I'll close with an example of a home I designed as one possible way of approaching design with respect to place. The overall design concept for this home was one of integration. Integrate views to the water, views to the forest, integrate sunlight into the deepest rooms and integrate the sloping local topography. I created three shed roof forms, one for the garage and workshop, one for the bedrooms and private spaces (the two story volume) and one for the public living areas. The shed roof forms were drawn from local shingled sheds used for storing fishing gear.
While developing the shapes of the structures and their engagement with the land and each other, there were additional subtleties that informed the overall approach I took with the design concurrently. Probably the one most illustrative of place making was the selection of materials.
Most people, save for architects and builders, have trouble interpreting a floor plan. Lines drawn on paper usually have little corollary to a typical person's experience of a home. This gulf between the real and imagined is because spaces are difficult to represent in two dimensions and floor plans often lack color or indication of real materials. Two houses with the same floor plan can be rendered quite differently by modifying only the materials used. So how can you infuse the meaning of place via material selection?

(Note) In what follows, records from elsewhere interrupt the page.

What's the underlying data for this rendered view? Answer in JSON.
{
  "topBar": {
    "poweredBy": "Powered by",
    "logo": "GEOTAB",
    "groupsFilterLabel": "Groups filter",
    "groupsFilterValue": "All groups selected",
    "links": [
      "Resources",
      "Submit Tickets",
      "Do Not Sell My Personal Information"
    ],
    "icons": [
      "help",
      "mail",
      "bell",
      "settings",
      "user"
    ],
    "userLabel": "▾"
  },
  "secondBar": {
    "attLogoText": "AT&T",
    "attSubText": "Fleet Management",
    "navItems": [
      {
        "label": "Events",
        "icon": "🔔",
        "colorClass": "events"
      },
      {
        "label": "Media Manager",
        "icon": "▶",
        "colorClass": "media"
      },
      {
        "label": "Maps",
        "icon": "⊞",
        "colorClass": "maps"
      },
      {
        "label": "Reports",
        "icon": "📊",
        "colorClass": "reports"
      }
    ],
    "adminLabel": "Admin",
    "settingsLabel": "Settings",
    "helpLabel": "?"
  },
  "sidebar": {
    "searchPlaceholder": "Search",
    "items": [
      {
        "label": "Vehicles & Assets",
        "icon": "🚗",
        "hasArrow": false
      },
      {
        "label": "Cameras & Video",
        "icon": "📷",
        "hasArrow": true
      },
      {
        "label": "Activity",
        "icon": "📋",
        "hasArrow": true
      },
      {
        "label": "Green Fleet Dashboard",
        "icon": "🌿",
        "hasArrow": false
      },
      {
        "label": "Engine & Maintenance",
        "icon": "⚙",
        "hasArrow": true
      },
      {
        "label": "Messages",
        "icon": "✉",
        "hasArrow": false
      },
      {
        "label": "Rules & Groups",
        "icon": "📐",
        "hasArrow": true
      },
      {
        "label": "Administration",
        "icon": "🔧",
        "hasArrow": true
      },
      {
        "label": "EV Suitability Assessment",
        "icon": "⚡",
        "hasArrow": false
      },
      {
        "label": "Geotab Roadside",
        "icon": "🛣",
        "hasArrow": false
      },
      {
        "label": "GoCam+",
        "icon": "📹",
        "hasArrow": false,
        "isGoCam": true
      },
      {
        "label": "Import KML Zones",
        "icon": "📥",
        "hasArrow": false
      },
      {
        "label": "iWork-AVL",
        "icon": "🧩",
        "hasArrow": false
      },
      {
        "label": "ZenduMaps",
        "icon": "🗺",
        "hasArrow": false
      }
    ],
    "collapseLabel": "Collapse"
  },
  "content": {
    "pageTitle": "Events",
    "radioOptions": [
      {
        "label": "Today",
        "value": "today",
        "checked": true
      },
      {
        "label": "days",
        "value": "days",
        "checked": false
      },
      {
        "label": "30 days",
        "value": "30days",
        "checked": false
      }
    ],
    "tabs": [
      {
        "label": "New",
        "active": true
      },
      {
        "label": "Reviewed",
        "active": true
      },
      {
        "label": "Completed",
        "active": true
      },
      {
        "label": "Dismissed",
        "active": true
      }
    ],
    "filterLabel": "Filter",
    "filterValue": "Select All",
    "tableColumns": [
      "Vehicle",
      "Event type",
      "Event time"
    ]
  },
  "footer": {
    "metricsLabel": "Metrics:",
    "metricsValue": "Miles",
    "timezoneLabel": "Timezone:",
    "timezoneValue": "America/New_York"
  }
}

Typically, I look to the site to conceive of an exterior and interior material palette. I find this substantially reinforces ties to a particular place and it's a simple shortcut you can utilize too. For this project, I started with simple image I had taken of a fallen cedar in a local pond. Note the contrasts I talked about above (here it's grays and browns) and the muted color range. This particular site had a number of oak trees present, which lined the forest floor with leaves - like tiny rust-toned scales.
By simply applying an overlay of this image on the actual building forms I created a set of basic rules for the use of color and material.
1 - Exterior: tough, raw, textured. The bark of the tree.
2 - Interior: warm and inviting. The warm browns + heartwood of the tree. Bark peeled back to expose the warm interior.
3- Accents: smooth, scaly textured. These would link the warm interior with the rough exterior. The fallen oak leaves.
4- Changes in elevation: marked by stone walls extending out into the landscape, linking and mediating steps inside and out.
The tough, bark-like exterior rendered in the textured stained shingles is peeled back and cut away to reveal the warm wood interior. The interior is comprised of two types of wood which again mimics the variety of coloration inside the photo of the log, not one brown, but many (not too many!). Copper shingles are abstracted oak leaves in color and form.
The copper weaves its way throughout the house, but is used in very specific ways, to enclose the more solid parts of the house, on all flat roof volumes and it mediates the intersection of the house and earth (as flashing). The stone walls define changes in site elevation both inside and out and add another contrasting gray to the material palette.
As you become aware of the thought process that led to the design outcome, the meaning behind it should reinforce a sense of this place and the home's connection to that place.
Hopefully this information allows it to transcend any emotional response you have to the images (like or dislike) and the narrative should make it more alive. It certainly does for me and it makes the design process and selection of materials systematized and aligned with the greater design goals of the project.
Even without knowing the backstory, I believe, the building feels innately a part of the site and right at home. More images of this project can be found in my portfolio.